*DESCRIPTION OF THE TASK*
Find all the lines in the material below with the word "JSON", and copy them.

*MATERIAL FOR THIS TASK*

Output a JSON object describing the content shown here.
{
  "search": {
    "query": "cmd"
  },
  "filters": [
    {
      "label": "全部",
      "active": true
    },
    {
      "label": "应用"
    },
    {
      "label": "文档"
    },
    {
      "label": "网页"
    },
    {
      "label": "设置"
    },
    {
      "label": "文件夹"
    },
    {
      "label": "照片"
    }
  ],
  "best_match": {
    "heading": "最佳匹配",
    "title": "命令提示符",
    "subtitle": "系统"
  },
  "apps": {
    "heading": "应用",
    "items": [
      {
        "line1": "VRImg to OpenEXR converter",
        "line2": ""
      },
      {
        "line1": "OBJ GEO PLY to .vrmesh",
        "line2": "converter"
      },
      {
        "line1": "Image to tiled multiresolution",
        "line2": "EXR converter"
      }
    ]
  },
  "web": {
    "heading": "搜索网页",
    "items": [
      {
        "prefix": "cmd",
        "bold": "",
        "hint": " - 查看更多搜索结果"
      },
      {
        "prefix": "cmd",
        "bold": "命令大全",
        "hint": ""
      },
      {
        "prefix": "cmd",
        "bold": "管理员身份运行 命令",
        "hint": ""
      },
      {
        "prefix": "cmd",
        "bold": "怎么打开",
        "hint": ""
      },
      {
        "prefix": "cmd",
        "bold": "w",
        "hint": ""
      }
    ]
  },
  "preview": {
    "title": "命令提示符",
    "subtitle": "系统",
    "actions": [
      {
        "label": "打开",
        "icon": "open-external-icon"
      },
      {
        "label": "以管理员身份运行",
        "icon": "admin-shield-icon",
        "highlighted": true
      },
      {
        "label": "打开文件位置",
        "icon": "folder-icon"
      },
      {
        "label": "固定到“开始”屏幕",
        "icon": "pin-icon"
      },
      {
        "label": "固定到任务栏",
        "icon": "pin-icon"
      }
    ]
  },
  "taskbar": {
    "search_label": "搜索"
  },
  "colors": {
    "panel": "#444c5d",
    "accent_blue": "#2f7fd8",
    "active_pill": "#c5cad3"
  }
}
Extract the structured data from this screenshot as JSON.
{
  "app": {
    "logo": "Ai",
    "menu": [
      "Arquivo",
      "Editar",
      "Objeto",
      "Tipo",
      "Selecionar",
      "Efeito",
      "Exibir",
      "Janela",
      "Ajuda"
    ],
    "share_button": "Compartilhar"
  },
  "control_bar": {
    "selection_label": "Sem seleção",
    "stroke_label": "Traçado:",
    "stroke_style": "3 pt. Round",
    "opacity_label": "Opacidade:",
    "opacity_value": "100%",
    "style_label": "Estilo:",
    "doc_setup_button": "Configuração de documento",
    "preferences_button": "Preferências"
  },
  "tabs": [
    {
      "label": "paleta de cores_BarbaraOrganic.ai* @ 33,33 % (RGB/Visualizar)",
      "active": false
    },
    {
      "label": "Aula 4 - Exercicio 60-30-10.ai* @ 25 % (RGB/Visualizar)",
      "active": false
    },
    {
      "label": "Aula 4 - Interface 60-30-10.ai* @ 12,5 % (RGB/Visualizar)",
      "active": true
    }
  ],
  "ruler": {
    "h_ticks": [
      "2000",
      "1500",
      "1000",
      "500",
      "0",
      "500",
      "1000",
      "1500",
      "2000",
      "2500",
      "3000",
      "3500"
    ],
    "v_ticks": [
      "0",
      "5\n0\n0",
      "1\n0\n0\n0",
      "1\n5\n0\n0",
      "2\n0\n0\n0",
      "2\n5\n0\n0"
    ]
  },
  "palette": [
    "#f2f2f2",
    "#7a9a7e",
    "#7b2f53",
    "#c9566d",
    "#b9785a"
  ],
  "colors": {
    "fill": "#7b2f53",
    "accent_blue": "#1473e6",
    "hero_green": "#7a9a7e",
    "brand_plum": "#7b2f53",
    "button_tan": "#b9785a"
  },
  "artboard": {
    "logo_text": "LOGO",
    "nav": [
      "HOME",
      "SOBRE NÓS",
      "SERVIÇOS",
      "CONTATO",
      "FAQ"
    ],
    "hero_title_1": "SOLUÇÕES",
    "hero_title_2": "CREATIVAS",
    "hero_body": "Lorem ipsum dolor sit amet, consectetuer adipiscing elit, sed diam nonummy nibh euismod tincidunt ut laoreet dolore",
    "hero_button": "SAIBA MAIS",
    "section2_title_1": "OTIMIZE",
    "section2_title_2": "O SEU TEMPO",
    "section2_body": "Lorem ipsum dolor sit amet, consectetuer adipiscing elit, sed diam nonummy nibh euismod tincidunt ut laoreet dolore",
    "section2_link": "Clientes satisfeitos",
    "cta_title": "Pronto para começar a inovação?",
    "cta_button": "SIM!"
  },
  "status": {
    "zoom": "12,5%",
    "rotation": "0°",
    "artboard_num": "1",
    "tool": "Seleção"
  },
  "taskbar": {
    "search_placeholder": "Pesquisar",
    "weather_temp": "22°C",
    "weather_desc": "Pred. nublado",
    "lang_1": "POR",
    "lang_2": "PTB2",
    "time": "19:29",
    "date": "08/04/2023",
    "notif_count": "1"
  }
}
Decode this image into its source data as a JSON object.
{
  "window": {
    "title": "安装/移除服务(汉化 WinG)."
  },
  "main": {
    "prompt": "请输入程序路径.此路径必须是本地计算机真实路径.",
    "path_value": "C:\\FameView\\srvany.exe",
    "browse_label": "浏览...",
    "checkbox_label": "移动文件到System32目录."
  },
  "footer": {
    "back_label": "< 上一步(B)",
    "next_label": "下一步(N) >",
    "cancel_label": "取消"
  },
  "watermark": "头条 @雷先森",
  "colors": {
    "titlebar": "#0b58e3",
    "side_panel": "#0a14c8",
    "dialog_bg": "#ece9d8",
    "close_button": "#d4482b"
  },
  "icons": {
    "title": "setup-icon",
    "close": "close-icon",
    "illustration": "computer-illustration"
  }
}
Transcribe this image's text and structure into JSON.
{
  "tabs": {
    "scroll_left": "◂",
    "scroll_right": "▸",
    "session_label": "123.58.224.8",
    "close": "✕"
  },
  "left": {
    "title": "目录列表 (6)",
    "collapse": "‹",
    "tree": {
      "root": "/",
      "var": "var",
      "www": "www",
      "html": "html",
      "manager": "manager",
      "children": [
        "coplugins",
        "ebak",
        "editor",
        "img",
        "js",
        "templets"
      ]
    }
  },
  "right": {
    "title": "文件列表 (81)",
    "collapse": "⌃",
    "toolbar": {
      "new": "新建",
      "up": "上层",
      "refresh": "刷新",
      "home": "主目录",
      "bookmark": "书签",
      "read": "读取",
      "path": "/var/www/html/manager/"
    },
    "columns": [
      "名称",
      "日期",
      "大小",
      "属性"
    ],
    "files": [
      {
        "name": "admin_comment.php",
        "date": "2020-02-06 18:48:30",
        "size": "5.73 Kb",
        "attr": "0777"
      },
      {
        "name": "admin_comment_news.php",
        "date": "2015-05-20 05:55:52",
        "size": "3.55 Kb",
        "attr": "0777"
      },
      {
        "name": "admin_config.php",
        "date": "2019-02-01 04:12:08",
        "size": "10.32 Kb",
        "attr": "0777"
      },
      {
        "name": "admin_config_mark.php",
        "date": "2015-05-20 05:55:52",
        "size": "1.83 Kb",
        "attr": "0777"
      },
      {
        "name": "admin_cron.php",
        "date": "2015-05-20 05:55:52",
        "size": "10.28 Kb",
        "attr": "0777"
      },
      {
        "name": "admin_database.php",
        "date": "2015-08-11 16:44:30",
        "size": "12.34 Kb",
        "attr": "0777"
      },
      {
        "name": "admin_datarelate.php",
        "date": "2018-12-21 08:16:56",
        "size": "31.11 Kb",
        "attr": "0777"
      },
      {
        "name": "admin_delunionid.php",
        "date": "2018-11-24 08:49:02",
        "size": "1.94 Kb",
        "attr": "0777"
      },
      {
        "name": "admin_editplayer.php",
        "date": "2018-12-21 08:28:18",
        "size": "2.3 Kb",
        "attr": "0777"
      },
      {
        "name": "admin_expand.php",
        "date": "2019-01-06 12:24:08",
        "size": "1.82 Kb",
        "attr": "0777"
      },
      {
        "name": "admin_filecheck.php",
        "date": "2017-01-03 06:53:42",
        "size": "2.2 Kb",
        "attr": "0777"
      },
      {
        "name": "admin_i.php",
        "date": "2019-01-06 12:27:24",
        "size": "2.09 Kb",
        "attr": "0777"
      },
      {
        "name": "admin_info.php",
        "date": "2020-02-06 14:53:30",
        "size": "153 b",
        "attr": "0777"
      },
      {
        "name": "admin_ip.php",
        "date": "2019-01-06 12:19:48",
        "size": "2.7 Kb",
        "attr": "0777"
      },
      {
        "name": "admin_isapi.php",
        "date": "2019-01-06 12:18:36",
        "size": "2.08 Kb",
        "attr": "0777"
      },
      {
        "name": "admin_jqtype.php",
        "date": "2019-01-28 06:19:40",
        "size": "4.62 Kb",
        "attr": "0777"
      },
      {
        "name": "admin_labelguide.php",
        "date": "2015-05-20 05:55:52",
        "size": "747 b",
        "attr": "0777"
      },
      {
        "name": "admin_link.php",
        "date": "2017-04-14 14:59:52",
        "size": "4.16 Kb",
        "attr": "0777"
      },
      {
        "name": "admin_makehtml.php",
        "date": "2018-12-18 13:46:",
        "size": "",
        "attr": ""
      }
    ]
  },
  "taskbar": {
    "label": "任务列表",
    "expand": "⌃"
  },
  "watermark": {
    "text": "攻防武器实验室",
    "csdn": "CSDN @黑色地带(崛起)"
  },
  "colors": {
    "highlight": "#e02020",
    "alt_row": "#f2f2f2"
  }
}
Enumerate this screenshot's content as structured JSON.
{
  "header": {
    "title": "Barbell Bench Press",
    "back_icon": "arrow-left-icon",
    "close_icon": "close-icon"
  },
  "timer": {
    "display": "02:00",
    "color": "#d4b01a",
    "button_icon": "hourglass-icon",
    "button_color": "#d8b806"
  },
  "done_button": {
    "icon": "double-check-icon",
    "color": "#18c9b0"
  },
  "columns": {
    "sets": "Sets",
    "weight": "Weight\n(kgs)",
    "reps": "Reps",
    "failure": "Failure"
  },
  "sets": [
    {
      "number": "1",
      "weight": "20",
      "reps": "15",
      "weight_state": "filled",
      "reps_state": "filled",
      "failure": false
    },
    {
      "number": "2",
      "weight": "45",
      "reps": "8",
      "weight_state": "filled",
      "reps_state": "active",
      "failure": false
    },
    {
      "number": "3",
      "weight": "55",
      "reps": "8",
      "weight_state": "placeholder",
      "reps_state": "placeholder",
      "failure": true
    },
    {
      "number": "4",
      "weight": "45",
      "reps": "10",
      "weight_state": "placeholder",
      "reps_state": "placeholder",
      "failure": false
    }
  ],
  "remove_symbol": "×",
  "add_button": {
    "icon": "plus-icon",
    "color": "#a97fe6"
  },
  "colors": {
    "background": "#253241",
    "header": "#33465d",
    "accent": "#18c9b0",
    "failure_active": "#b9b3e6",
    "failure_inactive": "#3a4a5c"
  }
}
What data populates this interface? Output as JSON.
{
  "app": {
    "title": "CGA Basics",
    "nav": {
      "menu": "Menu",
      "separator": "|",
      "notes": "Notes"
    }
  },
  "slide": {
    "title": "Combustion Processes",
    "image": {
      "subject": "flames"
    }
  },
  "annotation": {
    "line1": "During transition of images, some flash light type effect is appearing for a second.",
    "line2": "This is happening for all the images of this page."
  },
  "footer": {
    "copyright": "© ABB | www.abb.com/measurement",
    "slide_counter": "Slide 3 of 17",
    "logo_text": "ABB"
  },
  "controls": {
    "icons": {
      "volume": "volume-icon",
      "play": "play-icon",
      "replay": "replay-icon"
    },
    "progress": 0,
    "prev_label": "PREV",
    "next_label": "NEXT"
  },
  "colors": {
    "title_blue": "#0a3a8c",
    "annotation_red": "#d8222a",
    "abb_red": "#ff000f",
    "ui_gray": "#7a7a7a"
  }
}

*RESPONSE BOX*
Output a JSON object describing the content shown here.
Extract the structured data from this screenshot as JSON.
Decode this image into its source data as a JSON object.
Transcribe this image's text and structure into JSON.
Enumerate this screenshot's content as structured JSON.
What data populates this interface? Output as JSON.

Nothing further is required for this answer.